The video presents a simulated scenario where the pilot is flying traffic patterns during night-time operations with autopilot Flight Director (FD) modes engaged. Unexpectedly, the Traffic Alert and Collision Avoidance System (TCAS) alerts the pilot to the presence of traffic, which captures and focuses the pilot’s attention. The pilot reacts, reverting to manual flight by disengaging the FD modes and manoeuvring through pressing the force “Trim Release” button to avoid possible in-flight collision. This could induce a pilot spatial disorientation that might lead to an undesirable aircraft state if the flight parameters are not adequately monitored.
Key actions and considerations
- Be aware of the factors that can lead to a LOC-I situation: LOC-I situations are either Pilot/ Human-induced, Environment-induced, or Systems-induced. Consider the different situations you might operate in and where LOC-I could pose a risk to the safety of your flight.
- Maintain active “Threat and Error Management (TEM)”: TEM aims identify and recognise threats, reduce errors, and prevent undesirable aircraft states that can potentially lead to accidents, including LoC-I accidents.
- Use automation to your advantage: In highly automated helicopters, the optimal use of automation is an additional resource to reduce pilot workload. This includes the Flight Director (FD) modes coupled with the Autopilot. The AW189 and other aircraft types are equipped with a function known as Wing Level that helps prevent upset. Wing Level is a Flight Control System (FCS) mode that automatically acquires a safe Nose Up pitch and Wing Level roll attitude. Wing Level is activated through a single push button on the Cyclic and status indication is displayed on the Primary Flight Display (PFD). Once the Level Wing mode is engaged, the helicopter smoothly stabilises to a safe attitude. Automation is a wonderful thing as long as you are in charge of it. See also the Leonardo helicopters video Automation and Flight Path Management | EASA Community (europa.eu) published in 2020.
- Never stop learning: A good pilot always remains focused on broadening their knowledge and sharing their experiences with others. Learning is vital because successful prevention is always better than any recovery!
Leonardo Safety Promotional Materials: Safety Promotional Materials - Leonardo - Aerospace, Defence and Security (leonardocompany.com)
Leonardo Helicopters YouTube channel: Leonardo Company - YouTube
EASA Annual Safety Review 2020: easa_asr_2020.pdf (europa.eu)
EHEST Leaflet HE8 The Principles of Threat and Error Management for Helicopter Pilots, Instructors and Training Organisations: EHEST Leaflet HE 8 The Principles of Threat and Error Management for helicopter Pilots, Instructors and Training Organisations | EASA (europa.eu)

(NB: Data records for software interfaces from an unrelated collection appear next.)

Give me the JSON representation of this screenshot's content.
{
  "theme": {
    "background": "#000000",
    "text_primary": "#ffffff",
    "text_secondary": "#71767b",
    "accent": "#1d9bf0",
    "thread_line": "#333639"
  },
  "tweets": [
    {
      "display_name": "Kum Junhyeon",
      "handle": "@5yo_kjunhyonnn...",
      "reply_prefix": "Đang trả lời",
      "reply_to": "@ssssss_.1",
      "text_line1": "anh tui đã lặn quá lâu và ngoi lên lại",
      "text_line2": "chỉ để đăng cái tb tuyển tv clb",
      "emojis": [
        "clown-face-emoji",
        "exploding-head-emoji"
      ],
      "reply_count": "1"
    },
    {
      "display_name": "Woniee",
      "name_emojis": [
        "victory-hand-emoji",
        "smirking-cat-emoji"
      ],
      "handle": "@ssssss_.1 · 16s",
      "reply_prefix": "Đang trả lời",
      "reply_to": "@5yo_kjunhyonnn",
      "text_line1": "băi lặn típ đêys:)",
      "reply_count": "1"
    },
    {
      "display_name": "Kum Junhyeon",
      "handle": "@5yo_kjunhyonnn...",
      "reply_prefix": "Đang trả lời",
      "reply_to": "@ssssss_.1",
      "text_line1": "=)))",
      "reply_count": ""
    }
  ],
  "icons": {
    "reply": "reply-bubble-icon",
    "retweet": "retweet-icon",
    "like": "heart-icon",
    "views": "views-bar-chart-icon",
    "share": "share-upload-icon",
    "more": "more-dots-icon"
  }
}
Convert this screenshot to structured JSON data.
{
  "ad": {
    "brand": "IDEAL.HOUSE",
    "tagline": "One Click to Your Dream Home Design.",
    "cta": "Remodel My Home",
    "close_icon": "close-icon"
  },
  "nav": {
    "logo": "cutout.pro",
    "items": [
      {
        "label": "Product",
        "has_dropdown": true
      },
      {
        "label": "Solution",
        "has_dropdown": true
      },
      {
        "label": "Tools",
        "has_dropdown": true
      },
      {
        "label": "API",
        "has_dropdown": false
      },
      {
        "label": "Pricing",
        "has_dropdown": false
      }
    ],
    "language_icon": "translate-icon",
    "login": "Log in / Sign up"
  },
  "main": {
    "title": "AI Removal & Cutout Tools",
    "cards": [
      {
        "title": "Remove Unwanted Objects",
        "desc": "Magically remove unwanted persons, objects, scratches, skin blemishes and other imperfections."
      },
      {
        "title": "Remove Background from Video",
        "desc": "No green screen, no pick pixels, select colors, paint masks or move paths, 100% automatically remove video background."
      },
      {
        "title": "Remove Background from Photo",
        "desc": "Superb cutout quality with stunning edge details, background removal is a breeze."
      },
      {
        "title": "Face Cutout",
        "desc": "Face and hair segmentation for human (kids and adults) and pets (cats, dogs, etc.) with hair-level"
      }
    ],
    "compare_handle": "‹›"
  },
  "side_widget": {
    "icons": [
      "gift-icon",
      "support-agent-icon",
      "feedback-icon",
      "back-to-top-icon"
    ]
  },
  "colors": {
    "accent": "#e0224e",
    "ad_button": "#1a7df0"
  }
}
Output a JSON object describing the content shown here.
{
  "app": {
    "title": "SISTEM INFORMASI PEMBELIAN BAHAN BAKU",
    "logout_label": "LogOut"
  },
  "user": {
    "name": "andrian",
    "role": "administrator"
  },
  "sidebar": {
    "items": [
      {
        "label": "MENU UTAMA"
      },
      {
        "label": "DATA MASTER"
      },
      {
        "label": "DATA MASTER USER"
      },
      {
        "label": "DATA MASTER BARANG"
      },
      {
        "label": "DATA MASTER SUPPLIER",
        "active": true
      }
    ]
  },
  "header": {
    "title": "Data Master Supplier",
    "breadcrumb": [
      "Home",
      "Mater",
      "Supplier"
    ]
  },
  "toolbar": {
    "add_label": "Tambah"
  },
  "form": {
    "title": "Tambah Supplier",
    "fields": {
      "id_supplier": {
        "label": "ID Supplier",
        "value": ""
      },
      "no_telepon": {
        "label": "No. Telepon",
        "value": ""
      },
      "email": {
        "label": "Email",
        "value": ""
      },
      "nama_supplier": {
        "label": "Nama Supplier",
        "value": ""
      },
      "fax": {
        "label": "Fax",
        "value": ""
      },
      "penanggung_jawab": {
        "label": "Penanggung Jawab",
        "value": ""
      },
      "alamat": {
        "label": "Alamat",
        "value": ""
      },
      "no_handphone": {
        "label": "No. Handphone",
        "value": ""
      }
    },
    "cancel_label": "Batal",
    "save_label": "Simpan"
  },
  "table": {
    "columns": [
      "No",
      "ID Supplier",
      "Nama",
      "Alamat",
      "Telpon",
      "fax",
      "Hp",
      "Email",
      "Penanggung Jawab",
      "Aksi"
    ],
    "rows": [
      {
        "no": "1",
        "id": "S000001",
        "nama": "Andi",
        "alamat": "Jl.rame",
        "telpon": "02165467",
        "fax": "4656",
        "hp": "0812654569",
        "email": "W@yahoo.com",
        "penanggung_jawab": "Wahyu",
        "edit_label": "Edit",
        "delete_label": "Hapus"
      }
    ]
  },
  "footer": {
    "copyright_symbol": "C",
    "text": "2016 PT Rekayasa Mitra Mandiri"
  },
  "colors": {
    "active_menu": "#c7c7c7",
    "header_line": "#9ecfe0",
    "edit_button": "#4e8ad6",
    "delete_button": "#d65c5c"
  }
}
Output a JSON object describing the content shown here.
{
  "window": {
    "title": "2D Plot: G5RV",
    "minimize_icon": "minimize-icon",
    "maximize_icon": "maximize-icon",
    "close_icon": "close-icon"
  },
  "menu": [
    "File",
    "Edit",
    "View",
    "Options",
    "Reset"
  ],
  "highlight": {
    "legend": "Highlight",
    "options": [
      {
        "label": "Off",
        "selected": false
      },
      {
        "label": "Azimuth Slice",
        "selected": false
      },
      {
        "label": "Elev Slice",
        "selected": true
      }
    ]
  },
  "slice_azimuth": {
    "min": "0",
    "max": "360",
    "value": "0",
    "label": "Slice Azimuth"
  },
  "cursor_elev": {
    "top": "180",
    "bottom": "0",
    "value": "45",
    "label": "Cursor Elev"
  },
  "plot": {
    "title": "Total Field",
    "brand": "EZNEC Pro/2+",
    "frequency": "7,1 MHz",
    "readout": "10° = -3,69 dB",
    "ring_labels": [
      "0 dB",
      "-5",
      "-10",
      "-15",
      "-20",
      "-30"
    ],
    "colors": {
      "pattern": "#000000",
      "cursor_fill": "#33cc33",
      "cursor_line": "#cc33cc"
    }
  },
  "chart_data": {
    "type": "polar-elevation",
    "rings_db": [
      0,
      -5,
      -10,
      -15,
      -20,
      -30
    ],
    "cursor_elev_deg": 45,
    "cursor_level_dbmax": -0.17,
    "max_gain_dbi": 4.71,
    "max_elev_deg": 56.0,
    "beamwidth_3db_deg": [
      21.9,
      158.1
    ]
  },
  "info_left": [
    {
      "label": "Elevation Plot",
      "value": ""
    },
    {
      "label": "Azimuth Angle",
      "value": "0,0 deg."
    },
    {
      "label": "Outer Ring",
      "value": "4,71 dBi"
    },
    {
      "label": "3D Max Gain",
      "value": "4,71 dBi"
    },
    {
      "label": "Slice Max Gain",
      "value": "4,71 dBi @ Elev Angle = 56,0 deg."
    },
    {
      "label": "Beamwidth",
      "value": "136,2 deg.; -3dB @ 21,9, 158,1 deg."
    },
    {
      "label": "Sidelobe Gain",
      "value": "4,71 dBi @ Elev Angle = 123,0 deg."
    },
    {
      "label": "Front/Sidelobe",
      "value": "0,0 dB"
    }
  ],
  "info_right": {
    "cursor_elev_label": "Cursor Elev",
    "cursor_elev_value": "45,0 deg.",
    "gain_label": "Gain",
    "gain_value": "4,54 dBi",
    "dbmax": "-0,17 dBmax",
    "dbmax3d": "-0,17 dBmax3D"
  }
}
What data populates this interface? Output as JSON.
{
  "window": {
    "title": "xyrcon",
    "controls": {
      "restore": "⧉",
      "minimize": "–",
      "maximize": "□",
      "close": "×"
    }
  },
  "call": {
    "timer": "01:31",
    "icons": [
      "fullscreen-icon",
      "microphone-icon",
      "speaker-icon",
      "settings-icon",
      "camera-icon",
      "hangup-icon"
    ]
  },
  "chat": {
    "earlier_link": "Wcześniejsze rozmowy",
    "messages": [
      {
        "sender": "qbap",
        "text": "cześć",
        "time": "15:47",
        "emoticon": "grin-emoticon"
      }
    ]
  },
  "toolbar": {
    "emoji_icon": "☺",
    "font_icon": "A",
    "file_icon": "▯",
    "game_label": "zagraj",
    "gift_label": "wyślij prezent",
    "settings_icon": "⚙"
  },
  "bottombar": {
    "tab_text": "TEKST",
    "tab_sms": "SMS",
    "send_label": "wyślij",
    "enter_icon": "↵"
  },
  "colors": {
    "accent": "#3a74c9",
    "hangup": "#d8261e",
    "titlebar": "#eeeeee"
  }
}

Automation and Flight Path Management video by Leonardo and EASA Together4Safety article: Automation and Flight Path Management | EASA Community (europa.eu)